Pošip Wine

Pošip is a well known Croatian white wine that is made of the white grapes of Pošip, have been grown for centuries by local families of wine producers in Smokvica and Cara vineyards on the island of Korcula in Croatia.

The area is called ‘Smokvisko-Carsko Polje‘ which means ‘Smokvica-Cara Field’.

The wine has 13.5 to 14,5 vol % alcohol and when fully matured and bottled has an acid of about 5.8 g per litre.

Main characteristics

Colour: white; varying from pale with greenish highlights to the deepest honey gold
Body:  full-bodied
Tastes: from zesty apples, subtle vanilla spice, citrus fruit, and an almond aroma.
Locations: Cara & Smokvica, Korcula Island
Price range: $10 upwards (per 75cl bottle)

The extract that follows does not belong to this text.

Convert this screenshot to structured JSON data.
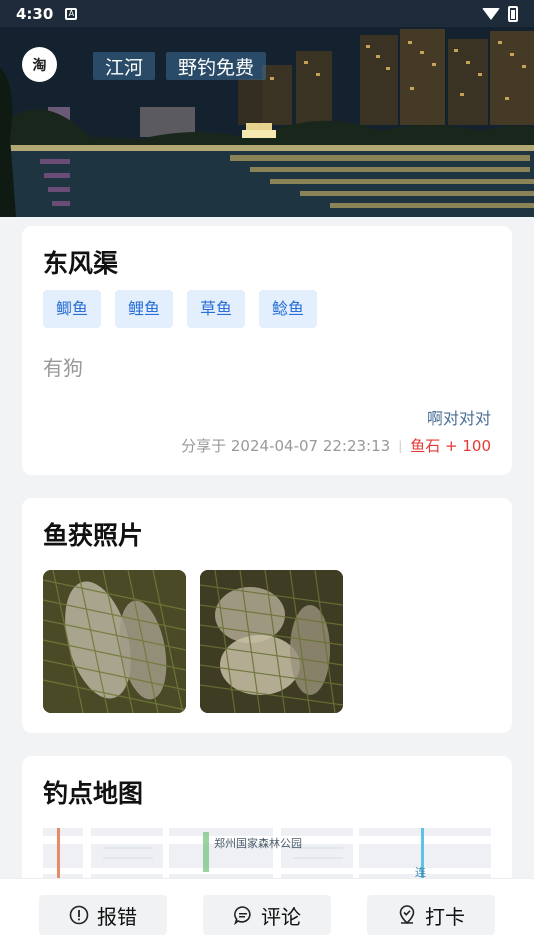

Marco Polo Posip bottle on the terrace of Hotel Korcula De La Ville
A bottle of Marco Polo Posip on the terrace of Hotel Korcula De La Ville

The Origin

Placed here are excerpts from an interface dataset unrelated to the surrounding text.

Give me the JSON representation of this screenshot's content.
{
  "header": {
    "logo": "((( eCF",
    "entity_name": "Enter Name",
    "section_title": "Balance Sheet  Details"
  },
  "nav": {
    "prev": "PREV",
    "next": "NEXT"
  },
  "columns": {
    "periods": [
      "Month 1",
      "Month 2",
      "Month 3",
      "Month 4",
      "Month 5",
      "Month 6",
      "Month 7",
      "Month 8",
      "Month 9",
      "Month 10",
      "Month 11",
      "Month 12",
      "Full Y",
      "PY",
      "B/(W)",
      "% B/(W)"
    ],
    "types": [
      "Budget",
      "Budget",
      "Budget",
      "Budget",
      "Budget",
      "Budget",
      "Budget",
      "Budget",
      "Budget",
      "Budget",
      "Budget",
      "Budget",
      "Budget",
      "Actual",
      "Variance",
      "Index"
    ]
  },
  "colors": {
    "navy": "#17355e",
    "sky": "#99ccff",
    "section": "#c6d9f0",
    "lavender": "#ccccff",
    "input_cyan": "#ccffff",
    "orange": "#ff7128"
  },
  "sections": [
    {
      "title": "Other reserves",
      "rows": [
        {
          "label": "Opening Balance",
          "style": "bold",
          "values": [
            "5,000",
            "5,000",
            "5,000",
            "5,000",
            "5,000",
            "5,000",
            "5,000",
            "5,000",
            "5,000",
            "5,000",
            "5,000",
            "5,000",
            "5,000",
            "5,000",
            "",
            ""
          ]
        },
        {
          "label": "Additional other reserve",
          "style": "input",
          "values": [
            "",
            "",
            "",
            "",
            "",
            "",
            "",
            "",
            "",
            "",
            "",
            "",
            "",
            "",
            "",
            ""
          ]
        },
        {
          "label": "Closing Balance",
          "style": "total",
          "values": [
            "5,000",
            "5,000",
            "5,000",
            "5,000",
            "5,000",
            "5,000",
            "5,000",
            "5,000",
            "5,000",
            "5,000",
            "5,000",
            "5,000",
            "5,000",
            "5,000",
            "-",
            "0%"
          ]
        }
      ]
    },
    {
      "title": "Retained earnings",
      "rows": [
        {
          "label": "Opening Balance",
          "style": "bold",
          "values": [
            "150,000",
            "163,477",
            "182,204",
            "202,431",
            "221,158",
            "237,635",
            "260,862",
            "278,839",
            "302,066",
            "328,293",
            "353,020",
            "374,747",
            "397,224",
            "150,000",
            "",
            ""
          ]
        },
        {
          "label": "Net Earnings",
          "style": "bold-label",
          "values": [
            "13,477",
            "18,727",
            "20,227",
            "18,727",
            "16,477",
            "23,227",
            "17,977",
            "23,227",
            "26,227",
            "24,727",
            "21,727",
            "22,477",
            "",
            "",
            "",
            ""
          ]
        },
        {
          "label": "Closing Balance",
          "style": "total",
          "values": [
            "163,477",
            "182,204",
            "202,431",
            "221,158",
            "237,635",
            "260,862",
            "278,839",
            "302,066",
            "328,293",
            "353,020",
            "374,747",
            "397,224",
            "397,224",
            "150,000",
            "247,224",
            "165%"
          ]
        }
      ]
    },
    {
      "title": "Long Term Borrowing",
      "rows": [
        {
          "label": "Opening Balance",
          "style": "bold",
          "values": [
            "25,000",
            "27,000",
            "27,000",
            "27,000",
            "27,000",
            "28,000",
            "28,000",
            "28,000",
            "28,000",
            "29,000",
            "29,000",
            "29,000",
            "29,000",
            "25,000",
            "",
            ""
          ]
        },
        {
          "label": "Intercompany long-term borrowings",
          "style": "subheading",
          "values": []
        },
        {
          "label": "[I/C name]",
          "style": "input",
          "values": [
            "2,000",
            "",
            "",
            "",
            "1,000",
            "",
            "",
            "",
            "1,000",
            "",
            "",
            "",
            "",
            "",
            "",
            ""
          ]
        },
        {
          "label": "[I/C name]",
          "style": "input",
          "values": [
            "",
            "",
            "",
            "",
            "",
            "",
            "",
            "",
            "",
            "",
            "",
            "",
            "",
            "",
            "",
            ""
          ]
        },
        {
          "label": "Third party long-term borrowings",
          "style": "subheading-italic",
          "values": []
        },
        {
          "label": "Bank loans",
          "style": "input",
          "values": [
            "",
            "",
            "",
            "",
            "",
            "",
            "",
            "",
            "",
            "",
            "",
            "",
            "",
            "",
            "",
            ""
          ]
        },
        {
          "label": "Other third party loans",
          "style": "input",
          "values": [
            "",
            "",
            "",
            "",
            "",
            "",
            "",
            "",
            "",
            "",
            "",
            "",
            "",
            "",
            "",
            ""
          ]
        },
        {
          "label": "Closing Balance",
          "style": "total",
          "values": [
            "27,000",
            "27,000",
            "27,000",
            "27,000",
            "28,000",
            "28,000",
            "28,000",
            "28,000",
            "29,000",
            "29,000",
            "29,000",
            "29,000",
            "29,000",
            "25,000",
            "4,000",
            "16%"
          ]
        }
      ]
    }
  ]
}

The island of Korcula is the ancient origin of this wine, however, in last 20 years the production of wine spread in the wider area of south Dalmatia so nowadays you can find Posip vineyards spread over Pelješac and Biokovo slopes as well as around Hvar and Brac islands.

Harvest

The Posip grapes ripes early thanks to Maestral, the wind that is very specific to this region which cools down the vineyards exposed to it and keeps the air temperature lower than wider surrounding areas. This provides the ideal conditions of the cultivation of any white grapes especially Posip.

Choosing the right moment to harvest the grapes is essential to wine quality. Therefore, a good Posip can only be made from well-riped grapes that are usually harvested on Korcula within the first week of September.

Fermentation

The fermentation of the wine is slow and involves a lot of patience. The newly produced, young wine is kept continually on the temperature of up to 12 °c. The low temperature protects the wine’s distinguished aroma.

It takes about good 6 to 9 months for Posip to mature, while keeping it in the cool traditional cellars.

The wine is ready to be bottled after about 9 months or more, depending on the weather condition of a particular production year.